Friday, April 17, 2009

Chocolate Toffee Matzo

I came across this recipe on Epicurious a few years ago. It is originally from A Treasury of Jewish Holiday Baking. The recipe is called “My Trademark, Most Requested, Absolutely Magnificent Caramel Matzoh Crunch.” Hysterical, but so accurate. The first time I made it I got so many ohhhs and ahhhs. Now, my family really does request it. I usually make a few batches to bring with me to Seders, to give out to Jewish friends as gifts, and to have at our own Seder. We have both milk and dark chocolate lovers so I make a batch of each. If you are still looking for something to do with that extra matzoh, look no further…


  • 4-6 unsalted matzohs
  • 1 cup (2 sticks) unsalted butter or unsalted Passover margarine
  • 1 cup firmly packed brown sugar
  • 3/4 cup coarsely chopped chocolate chips or semi-sweet chocolate (*I don’t measure the chocolate but I think I use about double this amount. I recommend Ghirardelli chocolate chips)
Preheat the oven to 375°F. Line a large (or two smaller) cookie sheet completely with foil. Cover the bottom of the sheet with baking parchment — on top of the foil. This is very important since the mixture becomes sticky during baking.
Line the bottom of the cookie sheet evenly with the matzohs, cutting extra pieces, as required, to fit any spaces.
In a 3-quart, heavy-bottomed saucepan, combine the butter or margarine and the brown sugar. Cook over medium heat, stirring constantly, until the mixture comes to a boil (about 2 to 4 minutes). Boil for 3 minutes, stirring constantly. Remove from the heat and pour over the matzoh, covering completely.

Place the baking sheet in the oven and immediately reduce the heat to 350°. Bake for 15 minutes, checking every few minutes to make sure the mixture is not burning (if it seems to be browning too quickly, remove the pan from the oven, lower the heat to 325°, and replace the pan).

Remove from the oven and sprinkle immediately with the chopped chocolate or chips. Let stand for 5 minutes, then spread the melted chocolate over the matzoh.

While still warm, break into squares or odd shapes. Chill, still in the pan, in the freezer until set. (*I find it easier to freeze it first and then break it into pieces with my hands – it is a mess to cut when it is still warm)


Mom’s Brisket

My mother’s brisket is my favorite (sorry dad). It is flavorful, tender and delicious. When I was little I went through a no red meat phase, but I always made an exception for “Jewish” red meats, including corned beef and of course brisket. Since brisket is usually a family recipe my mom has made some revisions and come up with her own. Below is approximately what we’ve come up with.

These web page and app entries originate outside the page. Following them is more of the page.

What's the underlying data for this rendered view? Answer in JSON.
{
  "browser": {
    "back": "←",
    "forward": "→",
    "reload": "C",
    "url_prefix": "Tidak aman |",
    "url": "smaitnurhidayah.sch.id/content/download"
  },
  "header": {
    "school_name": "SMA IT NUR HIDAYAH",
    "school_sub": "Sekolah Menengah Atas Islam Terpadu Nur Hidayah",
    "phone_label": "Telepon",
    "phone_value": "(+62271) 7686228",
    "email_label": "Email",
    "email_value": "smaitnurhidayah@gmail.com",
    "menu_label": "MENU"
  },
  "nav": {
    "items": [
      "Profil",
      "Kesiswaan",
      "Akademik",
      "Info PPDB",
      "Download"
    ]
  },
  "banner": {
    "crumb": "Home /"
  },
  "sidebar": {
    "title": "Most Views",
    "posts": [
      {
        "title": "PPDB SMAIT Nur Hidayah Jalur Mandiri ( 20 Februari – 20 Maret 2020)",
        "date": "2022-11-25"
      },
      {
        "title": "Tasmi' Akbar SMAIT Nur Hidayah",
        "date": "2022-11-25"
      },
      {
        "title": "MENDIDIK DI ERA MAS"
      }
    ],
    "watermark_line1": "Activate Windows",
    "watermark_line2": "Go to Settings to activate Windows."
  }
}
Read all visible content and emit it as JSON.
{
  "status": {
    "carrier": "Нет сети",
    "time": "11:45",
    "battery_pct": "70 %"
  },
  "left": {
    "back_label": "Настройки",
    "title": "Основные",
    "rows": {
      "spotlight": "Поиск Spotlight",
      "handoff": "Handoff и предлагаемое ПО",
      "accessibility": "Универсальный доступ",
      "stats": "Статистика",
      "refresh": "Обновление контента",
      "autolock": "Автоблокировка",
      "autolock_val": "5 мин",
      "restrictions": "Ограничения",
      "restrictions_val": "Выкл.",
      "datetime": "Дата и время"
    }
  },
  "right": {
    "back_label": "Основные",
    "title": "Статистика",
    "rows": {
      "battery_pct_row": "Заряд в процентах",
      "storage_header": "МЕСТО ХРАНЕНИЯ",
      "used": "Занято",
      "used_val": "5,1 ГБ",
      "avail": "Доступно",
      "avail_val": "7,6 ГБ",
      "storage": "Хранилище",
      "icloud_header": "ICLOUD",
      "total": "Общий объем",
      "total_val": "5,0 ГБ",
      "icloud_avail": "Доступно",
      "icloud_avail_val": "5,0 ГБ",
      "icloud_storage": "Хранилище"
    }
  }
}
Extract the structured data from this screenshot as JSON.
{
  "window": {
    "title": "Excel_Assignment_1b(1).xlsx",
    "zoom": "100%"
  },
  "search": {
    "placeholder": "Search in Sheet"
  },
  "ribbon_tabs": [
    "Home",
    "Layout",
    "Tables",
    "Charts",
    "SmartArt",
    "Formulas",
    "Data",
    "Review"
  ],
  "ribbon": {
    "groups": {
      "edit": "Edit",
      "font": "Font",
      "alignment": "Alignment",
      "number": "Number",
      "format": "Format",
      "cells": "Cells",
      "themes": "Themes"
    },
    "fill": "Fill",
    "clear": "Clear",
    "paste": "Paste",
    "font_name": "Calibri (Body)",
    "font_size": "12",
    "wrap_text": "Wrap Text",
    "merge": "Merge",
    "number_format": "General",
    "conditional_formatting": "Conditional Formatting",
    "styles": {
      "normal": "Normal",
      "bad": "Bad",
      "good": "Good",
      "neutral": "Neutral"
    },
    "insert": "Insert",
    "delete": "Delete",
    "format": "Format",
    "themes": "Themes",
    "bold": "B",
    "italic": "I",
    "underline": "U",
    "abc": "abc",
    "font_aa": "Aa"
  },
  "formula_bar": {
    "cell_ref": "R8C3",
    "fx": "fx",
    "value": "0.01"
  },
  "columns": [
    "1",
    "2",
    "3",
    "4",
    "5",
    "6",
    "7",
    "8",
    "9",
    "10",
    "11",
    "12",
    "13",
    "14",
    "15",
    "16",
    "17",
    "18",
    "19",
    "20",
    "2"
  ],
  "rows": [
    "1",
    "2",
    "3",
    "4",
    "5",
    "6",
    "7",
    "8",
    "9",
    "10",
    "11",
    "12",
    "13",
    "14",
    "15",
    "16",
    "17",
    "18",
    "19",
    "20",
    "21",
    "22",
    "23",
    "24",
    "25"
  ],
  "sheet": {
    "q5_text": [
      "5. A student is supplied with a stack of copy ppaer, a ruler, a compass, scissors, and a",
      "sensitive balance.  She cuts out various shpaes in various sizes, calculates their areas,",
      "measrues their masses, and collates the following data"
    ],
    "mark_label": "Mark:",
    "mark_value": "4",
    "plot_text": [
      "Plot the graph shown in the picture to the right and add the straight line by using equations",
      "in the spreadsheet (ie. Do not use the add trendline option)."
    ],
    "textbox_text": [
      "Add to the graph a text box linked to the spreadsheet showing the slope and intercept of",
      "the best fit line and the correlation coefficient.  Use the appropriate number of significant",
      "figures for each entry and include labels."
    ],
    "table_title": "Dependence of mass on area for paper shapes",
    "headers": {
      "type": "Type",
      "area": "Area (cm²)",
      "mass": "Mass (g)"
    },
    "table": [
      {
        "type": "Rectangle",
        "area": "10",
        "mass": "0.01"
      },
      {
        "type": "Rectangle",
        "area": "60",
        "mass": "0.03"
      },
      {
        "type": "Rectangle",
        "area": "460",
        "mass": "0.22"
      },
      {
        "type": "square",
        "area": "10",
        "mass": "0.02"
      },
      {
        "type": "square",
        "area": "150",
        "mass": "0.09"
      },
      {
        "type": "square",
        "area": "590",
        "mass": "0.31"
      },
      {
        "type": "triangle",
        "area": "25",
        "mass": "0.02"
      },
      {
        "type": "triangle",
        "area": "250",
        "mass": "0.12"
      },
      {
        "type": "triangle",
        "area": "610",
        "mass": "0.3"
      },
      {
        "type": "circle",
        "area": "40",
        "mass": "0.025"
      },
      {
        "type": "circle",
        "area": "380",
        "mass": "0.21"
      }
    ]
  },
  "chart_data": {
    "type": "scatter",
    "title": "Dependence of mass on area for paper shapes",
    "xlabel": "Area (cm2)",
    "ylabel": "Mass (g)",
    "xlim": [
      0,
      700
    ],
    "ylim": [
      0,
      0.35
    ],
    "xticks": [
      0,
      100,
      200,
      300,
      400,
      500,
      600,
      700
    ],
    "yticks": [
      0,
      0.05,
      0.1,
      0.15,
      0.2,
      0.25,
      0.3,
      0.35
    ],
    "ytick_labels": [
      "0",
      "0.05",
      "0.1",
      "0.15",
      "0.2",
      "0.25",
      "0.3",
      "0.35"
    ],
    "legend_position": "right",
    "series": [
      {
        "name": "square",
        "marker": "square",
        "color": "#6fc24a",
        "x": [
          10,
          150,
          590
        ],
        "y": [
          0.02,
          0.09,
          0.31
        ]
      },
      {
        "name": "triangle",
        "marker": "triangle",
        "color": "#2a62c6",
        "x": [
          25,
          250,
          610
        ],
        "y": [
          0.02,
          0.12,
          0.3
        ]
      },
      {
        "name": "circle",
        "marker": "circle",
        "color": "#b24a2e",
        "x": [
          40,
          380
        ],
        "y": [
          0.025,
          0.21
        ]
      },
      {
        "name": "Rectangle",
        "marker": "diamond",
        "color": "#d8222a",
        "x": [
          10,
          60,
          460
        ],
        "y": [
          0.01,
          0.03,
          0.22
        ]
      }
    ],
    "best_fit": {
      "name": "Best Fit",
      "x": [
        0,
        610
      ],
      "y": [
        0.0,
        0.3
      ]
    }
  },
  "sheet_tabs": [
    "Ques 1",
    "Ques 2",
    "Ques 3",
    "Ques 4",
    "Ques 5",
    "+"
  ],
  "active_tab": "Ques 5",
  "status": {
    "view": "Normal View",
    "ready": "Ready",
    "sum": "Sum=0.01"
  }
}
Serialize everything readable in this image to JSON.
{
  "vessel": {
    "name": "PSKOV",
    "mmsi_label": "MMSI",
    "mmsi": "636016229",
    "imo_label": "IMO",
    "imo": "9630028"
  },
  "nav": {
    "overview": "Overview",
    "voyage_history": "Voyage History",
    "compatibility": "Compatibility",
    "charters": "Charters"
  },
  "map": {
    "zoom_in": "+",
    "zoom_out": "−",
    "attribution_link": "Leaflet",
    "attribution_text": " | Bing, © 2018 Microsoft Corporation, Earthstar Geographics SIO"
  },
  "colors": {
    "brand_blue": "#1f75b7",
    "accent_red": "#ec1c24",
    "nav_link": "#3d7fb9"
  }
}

Happy Brisketing!


  • Salt
  • Pepper
  • Garlic powder
  • 2 medium onions (in large slices)
  • 1-2 15 oz. cans of tomato sauce
  • 1+ cups of red wine
  • 1 beef bouillon cube
  • Carrots (optional)
  • Shallots (optional)
  • Potatoes (optional)
  • Mushrooms (optional)
Directions:Preheat oven to 350 degrees

Season the brisket (we used about a 6 lb brisket) generously on both sides with salt, pepper and garlic powder. Sear the meat on the stove top until both sides are brown. Transfer the meat to a roasting pan. In the same sauce pan, add a little bit of vegetable oil and sauté the onions until golden and tender. Add the onions to the roasting pan as well.

Dissolve the beef bouillon cube in just enough hot water for it to break up. Add enough tomato sauce, red wine, and bouillon to cover the meat. (We gave my sister the hard jobs like dissolving bouillon!)

Cover with tin foil and cook for 1-2 hours. Place the meat on a cutting board with a beveled edge to catch the juices (or in our case using a cutting board in a cookie sheet did the trick). Cut thin slices of brisket, remembering to cut against the grain!! Transfer the cut brisket back into the roasting pan and add in desired vegetables. Cover and cook for an additional 2 hours or until very tender.

Brisket can be eaten that day, refrigerated, or even frozen. Re-heat at 350 degrees for about an hour before serving.

Unfortunately in the midst of serving Passover dinner I forgot to take a photo of the finished product... We served it with carrots, shallots and halved mini red and white potatoes. Yum.